Australian researchers have discovered the secret of the ancient art of playing the didgeridoo lies in the voice box.
The didgeridoo is an aboriginal instrument traditionally made from a tree trunk hollowed out by termites. It can produce a wide variety of timbres, though usually playing only a single note.
A skilled player alters the acoustics inside the mouth to set up strong resonances at certain frequencies, the Journal Nature reported.
This is done by moving the glottis, the part of the windpipe that contains the vocal cords, say researchers led by Joe Wolfe of the University of New South Wales in Sydney.
This enhances certain frequencies while inhibiting others. It's easy to make a basic sound.

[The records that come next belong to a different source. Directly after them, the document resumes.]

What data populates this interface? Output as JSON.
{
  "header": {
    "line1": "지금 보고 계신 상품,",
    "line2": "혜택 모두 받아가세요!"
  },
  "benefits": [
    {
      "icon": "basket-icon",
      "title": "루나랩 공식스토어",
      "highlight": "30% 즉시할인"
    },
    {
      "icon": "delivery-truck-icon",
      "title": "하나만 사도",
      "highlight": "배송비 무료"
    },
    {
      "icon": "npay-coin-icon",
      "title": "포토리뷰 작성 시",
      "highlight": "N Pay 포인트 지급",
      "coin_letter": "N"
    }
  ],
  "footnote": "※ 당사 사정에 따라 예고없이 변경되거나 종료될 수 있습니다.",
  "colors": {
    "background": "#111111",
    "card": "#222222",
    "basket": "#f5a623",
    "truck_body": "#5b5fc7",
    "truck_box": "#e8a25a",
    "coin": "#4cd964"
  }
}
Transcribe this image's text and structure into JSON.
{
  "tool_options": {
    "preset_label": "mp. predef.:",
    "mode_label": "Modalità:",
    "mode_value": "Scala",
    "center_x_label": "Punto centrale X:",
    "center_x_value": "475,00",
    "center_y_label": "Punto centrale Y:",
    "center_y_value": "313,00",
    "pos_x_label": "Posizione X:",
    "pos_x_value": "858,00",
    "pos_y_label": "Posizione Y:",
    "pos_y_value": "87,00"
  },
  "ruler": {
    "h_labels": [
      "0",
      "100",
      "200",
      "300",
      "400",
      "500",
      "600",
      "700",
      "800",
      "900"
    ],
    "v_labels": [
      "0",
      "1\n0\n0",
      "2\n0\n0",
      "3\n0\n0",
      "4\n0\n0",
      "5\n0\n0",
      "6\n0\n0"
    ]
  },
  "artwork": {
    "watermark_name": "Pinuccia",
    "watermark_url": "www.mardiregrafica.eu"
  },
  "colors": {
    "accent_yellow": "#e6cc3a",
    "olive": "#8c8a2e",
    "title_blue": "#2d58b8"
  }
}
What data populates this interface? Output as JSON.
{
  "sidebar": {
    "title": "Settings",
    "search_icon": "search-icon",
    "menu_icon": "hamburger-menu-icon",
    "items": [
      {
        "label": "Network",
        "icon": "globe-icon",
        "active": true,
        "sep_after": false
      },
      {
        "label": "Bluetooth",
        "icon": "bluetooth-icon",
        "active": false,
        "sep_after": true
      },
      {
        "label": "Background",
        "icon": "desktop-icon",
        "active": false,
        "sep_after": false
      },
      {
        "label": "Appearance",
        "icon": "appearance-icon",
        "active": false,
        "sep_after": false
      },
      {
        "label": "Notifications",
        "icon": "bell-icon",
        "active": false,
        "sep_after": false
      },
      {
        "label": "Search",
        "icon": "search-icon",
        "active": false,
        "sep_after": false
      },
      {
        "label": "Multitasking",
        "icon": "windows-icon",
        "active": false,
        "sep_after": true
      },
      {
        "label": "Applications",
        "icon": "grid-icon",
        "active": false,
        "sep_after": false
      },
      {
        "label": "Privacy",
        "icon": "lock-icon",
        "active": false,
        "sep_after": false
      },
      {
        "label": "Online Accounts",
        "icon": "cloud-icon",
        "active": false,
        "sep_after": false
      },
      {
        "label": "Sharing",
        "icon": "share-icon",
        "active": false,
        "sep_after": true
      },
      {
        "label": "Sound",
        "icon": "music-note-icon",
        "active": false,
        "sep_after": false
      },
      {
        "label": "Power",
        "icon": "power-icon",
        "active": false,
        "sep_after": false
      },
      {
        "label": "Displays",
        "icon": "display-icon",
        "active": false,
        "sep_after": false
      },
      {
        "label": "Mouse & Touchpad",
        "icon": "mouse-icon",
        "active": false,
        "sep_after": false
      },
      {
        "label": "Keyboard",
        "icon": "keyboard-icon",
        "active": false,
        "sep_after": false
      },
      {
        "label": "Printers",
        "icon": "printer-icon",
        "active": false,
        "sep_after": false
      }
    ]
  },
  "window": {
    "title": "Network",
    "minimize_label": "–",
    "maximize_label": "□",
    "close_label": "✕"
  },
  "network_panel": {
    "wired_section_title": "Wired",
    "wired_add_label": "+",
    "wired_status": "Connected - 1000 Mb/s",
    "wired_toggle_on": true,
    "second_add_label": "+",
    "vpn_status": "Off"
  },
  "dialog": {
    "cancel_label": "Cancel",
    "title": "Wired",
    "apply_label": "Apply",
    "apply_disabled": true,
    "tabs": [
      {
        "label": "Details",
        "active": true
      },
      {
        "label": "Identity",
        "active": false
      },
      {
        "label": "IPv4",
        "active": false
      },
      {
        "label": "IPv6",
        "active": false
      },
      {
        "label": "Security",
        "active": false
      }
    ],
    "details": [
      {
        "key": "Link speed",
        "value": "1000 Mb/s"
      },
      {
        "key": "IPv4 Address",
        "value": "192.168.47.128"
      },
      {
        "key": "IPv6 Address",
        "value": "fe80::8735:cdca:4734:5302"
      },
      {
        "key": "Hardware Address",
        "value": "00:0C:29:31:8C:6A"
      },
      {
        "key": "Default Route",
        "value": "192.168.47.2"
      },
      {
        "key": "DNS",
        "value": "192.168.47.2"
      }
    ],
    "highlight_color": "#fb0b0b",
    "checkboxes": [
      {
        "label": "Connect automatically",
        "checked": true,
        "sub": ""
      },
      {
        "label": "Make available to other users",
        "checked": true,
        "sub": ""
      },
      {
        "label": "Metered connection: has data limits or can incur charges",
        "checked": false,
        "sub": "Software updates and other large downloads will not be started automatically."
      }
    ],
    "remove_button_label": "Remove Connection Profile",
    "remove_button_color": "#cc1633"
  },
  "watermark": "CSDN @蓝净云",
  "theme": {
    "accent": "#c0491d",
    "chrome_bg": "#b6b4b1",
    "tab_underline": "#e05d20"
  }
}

But learning these strong formants takes a while.
Skilled didgeridoo players do this subconsciously, Wolfe says. "None of the players to whom we've spoken is aware of it."
Copyright 2005 by United Press International
Explore further: Mapping the world's linguistic diversity—scientists discover links between your genes and the language you speak